(DATA RECORDS begins)

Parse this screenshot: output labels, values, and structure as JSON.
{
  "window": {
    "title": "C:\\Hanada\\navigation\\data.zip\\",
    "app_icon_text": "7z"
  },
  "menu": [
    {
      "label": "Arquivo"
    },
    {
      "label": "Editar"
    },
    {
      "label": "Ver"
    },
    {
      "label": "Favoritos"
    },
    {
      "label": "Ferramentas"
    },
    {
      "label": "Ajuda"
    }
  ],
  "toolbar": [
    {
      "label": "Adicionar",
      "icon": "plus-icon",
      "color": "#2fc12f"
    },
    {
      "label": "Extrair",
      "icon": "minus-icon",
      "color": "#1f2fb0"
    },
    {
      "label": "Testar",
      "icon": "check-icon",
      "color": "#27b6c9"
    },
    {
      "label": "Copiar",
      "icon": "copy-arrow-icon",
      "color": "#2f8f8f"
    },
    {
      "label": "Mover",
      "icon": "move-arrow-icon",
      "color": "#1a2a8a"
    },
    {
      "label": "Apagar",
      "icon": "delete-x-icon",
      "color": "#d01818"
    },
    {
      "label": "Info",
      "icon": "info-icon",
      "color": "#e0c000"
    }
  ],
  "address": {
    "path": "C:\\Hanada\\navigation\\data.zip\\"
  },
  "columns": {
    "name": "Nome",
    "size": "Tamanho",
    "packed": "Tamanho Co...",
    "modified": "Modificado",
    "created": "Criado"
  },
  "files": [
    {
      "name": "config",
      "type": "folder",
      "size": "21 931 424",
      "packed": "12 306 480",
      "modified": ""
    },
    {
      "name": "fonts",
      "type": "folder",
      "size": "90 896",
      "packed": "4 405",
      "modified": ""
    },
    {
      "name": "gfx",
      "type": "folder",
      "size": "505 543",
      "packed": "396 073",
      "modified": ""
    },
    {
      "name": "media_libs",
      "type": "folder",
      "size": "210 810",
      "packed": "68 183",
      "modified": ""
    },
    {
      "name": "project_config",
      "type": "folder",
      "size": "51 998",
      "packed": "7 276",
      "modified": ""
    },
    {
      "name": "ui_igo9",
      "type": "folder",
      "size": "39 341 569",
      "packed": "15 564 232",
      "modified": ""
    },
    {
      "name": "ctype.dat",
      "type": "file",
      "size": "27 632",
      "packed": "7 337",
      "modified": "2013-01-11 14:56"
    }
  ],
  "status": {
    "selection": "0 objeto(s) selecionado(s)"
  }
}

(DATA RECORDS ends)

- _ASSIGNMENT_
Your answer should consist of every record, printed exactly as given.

- _SOLUTION FOR THIS EXERCISE_
Parse this screenshot: output labels, values, and structure as JSON.
{
  "window": {
    "title": "C:\\Hanada\\navigation\\data.zip\\",
    "app_icon_text": "7z"
  },
  "menu": [
    {
      "label": "Arquivo"
    },
    {
      "label": "Editar"
    },
    {
      "label": "Ver"
    },
    {
      "label": "Favoritos"
    },
    {
      "label": "Ferramentas"
    },
    {
      "label": "Ajuda"
    }
  ],
  "toolbar": [
    {
      "label": "Adicionar",
      "icon": "plus-icon",
      "color": "#2fc12f"
    },
    {
      "label": "Extrair",
      "icon": "minus-icon",
      "color": "#1f2fb0"
    },
    {
      "label": "Testar",
      "icon": "check-icon",
      "color": "#27b6c9"
    },
    {
      "label": "Copiar",
      "icon": "copy-arrow-icon",
      "color": "#2f8f8f"
    },
    {
      "label": "Mover",
      "icon": "move-arrow-icon",
      "color": "#1a2a8a"
    },
    {
      "label": "Apagar",
      "icon": "delete-x-icon",
      "color": "#d01818"
    },
    {
      "label": "Info",
      "icon": "info-icon",
      "color": "#e0c000"
    }
  ],
  "address": {
    "path": "C:\\Hanada\\navigation\\data.zip\\"
  },
  "columns": {
    "name": "Nome",
    "size": "Tamanho",
    "packed": "Tamanho Co...",
    "modified": "Modificado",
    "created": "Criado"
  },
  "files": [
    {
      "name": "config",
      "type": "folder",
      "size": "21 931 424",
      "packed": "12 306 480",
      "modified": ""
    },
    {
      "name": "fonts",
      "type": "folder",
      "size": "90 896",
      "packed": "4 405",
      "modified": ""
    },
    {
      "name": "gfx",
      "type": "folder",
      "size": "505 543",
      "packed": "396 073",
      "modified": ""
    },
    {
      "name": "media_libs",
      "type": "folder",
      "size": "210 810",
      "packed": "68 183",
      "modified": ""
    },
    {
      "name": "project_config",
      "type": "folder",
      "size": "51 998",
      "packed": "7 276",
      "modified": ""
    },
    {
      "name": "ui_igo9",
      "type": "folder",
      "size": "39 341 569",
      "packed": "15 564 232",
      "modified": ""
    },
    {
      "name": "ctype.dat",
      "type": "file",
      "size": "27 632",
      "packed": "7 337",
      "modified": "2013-01-11 14:56"
    }
  ],
  "status": {
    "selection": "0 objeto(s) selecionado(s)"
  }
}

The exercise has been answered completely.